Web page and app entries
------------------------------------------------------------
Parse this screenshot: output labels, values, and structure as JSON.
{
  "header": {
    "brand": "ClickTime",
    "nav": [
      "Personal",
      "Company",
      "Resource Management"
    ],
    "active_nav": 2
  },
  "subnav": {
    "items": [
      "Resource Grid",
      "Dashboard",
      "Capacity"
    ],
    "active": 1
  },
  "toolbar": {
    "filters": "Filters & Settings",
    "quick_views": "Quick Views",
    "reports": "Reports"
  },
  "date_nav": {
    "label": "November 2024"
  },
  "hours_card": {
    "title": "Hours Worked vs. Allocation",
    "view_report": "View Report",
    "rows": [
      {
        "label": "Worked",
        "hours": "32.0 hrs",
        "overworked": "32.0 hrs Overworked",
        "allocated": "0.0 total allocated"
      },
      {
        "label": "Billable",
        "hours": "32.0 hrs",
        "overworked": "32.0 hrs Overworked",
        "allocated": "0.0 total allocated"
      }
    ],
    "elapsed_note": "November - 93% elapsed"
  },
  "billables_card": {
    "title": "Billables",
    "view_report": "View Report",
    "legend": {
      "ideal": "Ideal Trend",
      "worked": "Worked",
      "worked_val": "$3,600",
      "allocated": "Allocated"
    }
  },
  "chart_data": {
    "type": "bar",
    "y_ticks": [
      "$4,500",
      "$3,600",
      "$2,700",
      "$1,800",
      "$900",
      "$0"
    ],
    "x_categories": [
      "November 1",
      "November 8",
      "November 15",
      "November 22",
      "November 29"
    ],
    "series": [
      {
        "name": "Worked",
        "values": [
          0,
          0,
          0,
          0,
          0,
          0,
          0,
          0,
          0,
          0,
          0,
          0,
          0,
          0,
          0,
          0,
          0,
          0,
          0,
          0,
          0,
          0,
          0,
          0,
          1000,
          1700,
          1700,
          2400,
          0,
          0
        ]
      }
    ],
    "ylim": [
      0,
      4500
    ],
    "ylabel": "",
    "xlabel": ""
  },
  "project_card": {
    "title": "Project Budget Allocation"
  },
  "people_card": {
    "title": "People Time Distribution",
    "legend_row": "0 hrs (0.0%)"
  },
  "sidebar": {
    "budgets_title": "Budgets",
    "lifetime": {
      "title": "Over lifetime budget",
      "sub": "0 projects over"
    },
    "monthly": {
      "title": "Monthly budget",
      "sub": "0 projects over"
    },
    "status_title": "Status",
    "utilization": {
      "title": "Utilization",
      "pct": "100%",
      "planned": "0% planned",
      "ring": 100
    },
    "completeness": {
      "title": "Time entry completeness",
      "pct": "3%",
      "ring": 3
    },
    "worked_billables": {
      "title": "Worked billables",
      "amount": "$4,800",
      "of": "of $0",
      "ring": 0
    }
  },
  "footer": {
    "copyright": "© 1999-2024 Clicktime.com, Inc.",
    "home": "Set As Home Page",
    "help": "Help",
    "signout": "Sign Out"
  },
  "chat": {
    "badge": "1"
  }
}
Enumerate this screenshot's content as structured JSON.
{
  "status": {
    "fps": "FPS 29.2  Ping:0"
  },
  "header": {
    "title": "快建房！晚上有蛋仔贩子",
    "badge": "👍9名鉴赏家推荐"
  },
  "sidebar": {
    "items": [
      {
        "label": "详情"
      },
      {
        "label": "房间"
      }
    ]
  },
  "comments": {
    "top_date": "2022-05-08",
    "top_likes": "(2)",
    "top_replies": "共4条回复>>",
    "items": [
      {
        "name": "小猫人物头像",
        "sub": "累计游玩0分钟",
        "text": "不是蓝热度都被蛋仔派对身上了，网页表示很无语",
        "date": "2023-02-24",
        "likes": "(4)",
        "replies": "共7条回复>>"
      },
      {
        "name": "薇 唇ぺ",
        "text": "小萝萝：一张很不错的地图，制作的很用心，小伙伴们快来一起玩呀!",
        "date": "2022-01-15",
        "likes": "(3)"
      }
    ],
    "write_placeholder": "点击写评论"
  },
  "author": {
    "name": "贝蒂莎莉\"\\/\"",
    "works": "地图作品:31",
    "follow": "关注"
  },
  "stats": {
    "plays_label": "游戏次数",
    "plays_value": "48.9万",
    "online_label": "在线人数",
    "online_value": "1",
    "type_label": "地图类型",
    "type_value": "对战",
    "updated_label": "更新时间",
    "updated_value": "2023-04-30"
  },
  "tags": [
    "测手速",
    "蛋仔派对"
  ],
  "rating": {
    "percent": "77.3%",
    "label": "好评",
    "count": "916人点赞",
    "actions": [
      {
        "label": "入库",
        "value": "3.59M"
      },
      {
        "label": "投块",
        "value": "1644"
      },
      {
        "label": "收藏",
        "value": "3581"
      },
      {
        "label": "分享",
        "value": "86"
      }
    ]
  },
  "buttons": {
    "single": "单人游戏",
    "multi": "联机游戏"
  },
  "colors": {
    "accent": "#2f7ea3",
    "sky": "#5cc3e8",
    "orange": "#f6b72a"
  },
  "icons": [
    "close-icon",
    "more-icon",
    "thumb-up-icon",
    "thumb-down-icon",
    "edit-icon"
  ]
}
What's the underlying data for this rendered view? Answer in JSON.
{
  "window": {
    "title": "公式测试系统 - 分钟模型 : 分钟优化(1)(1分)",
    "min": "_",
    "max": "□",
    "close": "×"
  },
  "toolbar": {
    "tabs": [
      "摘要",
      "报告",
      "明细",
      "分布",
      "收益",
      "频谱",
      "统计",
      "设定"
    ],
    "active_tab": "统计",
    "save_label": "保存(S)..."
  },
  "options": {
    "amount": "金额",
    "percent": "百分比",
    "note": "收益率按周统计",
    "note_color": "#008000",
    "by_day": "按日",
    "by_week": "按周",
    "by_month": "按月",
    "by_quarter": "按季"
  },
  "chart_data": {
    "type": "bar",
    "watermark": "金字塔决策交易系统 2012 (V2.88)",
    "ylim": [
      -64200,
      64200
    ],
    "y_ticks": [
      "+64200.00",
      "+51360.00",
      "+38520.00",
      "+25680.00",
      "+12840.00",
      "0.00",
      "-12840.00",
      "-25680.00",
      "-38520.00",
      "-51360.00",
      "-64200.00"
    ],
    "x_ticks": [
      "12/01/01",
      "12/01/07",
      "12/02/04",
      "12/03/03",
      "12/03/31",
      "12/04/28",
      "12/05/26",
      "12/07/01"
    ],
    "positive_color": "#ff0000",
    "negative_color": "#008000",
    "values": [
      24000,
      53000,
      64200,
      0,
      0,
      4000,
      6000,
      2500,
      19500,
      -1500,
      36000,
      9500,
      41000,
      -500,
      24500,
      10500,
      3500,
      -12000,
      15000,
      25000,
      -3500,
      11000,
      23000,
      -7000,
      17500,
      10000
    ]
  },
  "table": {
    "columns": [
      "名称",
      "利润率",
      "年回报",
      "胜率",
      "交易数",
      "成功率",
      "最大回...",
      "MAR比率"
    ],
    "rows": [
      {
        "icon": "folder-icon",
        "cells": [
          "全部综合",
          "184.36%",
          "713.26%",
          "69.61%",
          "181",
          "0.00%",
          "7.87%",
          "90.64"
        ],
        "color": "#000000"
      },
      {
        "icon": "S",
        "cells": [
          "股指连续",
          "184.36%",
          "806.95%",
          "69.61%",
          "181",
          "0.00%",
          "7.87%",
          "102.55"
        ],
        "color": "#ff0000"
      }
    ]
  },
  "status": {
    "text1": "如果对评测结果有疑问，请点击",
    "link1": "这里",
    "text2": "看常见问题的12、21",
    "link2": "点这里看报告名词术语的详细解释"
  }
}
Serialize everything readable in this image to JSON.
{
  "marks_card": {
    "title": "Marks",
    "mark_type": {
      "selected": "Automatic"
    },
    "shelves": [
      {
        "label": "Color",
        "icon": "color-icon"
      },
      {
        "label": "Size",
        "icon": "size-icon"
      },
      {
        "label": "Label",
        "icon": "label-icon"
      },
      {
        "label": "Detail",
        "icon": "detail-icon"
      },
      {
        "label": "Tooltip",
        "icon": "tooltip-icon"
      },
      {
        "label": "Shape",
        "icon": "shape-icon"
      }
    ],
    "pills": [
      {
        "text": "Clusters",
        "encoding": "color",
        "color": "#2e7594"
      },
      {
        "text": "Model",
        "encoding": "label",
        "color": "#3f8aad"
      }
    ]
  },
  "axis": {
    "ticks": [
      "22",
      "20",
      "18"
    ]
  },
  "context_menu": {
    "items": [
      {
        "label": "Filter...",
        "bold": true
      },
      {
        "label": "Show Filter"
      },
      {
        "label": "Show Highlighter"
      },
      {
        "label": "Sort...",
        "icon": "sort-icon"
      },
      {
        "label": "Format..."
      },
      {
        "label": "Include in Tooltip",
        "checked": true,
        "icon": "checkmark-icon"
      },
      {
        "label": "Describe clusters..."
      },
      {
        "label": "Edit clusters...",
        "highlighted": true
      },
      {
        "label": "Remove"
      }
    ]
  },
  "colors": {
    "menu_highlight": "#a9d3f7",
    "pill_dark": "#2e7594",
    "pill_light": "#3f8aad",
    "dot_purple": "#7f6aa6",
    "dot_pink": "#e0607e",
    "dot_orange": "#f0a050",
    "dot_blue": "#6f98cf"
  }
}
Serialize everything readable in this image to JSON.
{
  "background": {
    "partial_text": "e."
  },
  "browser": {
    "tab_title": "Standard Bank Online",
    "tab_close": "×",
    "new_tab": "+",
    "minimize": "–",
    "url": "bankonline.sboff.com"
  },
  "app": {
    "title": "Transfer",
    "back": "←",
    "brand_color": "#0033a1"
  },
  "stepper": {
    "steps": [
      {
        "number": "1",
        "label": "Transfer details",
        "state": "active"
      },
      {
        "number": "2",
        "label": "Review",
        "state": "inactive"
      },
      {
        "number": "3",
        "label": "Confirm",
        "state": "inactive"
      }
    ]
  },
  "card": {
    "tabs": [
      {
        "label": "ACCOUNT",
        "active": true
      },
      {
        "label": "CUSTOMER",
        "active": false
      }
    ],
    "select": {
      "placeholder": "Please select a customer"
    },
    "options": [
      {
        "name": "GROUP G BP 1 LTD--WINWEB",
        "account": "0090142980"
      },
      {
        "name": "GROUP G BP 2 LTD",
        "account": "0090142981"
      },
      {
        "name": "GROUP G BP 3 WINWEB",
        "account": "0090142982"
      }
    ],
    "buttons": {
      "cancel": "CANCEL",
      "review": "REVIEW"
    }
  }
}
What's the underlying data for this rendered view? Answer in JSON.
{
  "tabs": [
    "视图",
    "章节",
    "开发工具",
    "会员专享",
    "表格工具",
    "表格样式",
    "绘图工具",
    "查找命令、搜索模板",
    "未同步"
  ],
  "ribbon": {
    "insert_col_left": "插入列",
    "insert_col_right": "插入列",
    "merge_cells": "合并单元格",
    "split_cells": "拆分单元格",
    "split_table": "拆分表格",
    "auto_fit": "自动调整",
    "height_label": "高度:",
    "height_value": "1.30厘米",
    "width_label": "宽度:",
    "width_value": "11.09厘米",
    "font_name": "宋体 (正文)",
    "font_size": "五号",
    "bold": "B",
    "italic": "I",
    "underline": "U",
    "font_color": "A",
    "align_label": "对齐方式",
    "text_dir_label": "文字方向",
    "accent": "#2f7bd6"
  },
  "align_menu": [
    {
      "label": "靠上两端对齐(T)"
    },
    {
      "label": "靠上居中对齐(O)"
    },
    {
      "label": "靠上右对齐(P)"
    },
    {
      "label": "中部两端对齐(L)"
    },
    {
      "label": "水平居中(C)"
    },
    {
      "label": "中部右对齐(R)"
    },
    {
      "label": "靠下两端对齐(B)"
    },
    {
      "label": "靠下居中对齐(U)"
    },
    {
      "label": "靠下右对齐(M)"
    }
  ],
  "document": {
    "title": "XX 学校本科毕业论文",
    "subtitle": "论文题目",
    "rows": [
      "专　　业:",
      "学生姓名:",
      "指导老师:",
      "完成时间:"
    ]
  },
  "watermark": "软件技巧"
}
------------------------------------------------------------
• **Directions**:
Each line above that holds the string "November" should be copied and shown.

• **Your response**:
    "label": "November 2024"
    "elapsed_note": "November - 93% elapsed"
      "November 1",
      "November 8",
      "November 15",
      "November 22",
      "November 29"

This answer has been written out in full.